Don’t have friendships like these women of the Bible? Well, try what they did: 1) Mary went to visit and shared a heartfelt experience with Elizabeth. Be open and authentic with trusted women. 2) Ruth was patient with Naomi’s moods and was obedient to her faith. Give people a chance. Don’t make it a one and done thing. 3) Dorcas invited other women to her home and they shared a ministry together! What a way to connect and serve. 4) Lydia joined a group of women who were not like her and learned about their God and was open to new experiences.

Still not sure how to make friends? Click here to find additional ways to develop quality friendships. It will be worth the effort. You can read about this part of Mary’s life: Luke 1: 27-56 and 2: 5-4. Also, Matthew 1: 18-20 and 2:11.


Jesus felt power leave Him and knew someone had touched Him with purpose.

Meanwhile, the woman realized her healing from this one touch. Twelve long years of exclusion from polite society was over. The bleeding finally ceased, and she was “unclean” no longer. (Leviticus 15: 19-27 for definition of unclean)

However, her elation was short-lived. As Jesus’ eyes scanned the crowd, she was fearful that He was angry. However, she’d already shown great courage, and she didn’t falter now. I’m sure she shook as she confessed that it was she who touched His robe.

To her surprise, and probably relief, Jesus didn’t exclude her. Instead, He praised her faith and told her to go in peace.


And one last thing, don’t exclude others. Don’t avoid people (like I did at the conference). Both Mary and the woman who bled go out there to find community.
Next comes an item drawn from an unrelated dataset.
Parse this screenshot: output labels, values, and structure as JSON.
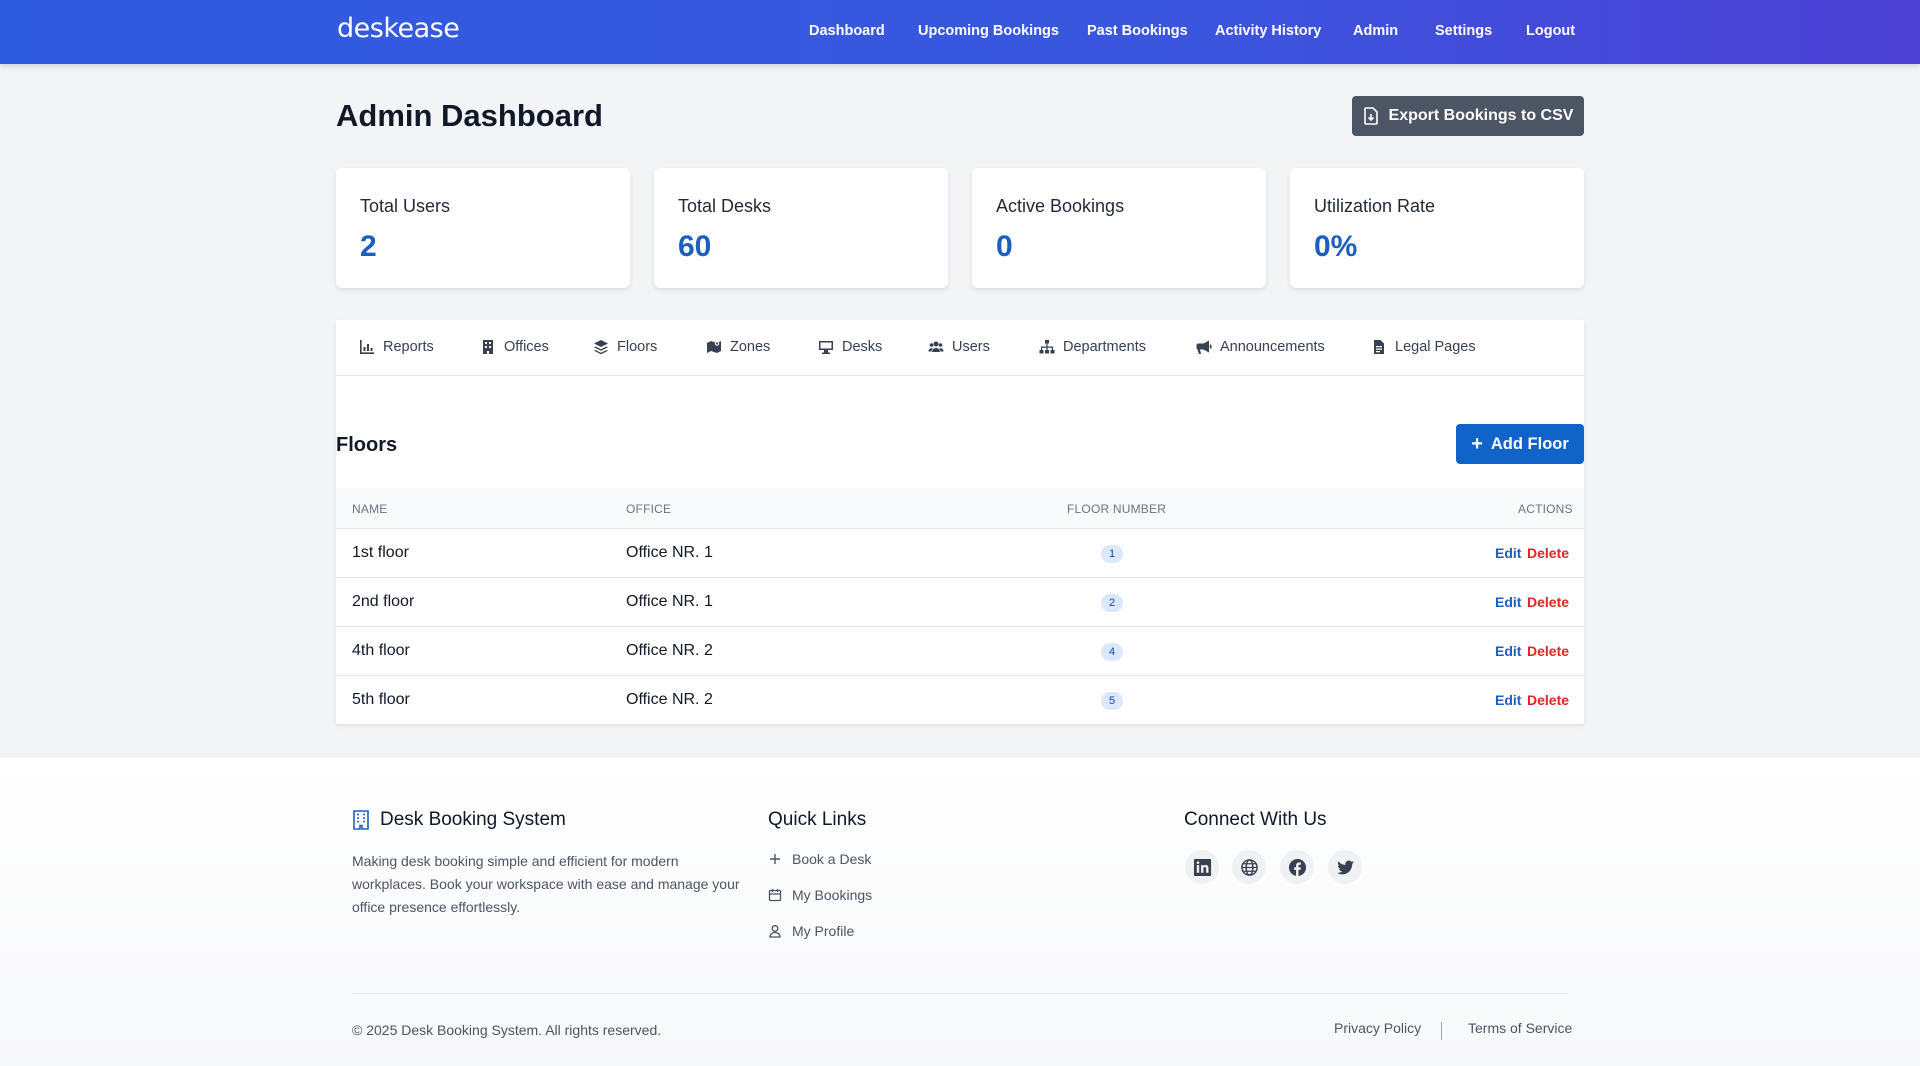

In fact, see if you can find others being left out and reach out. Draw them together and start a once excluded – now included club!


You are not excluded from this website. In fact, I would love to see more community. Get a conversation going by sharing times you felt left out and how you responded. Or, tell us which of the women mentioned in this post you relate to the most. Go ahead, be like these women and step out of your comfort zone.

Woman Dancing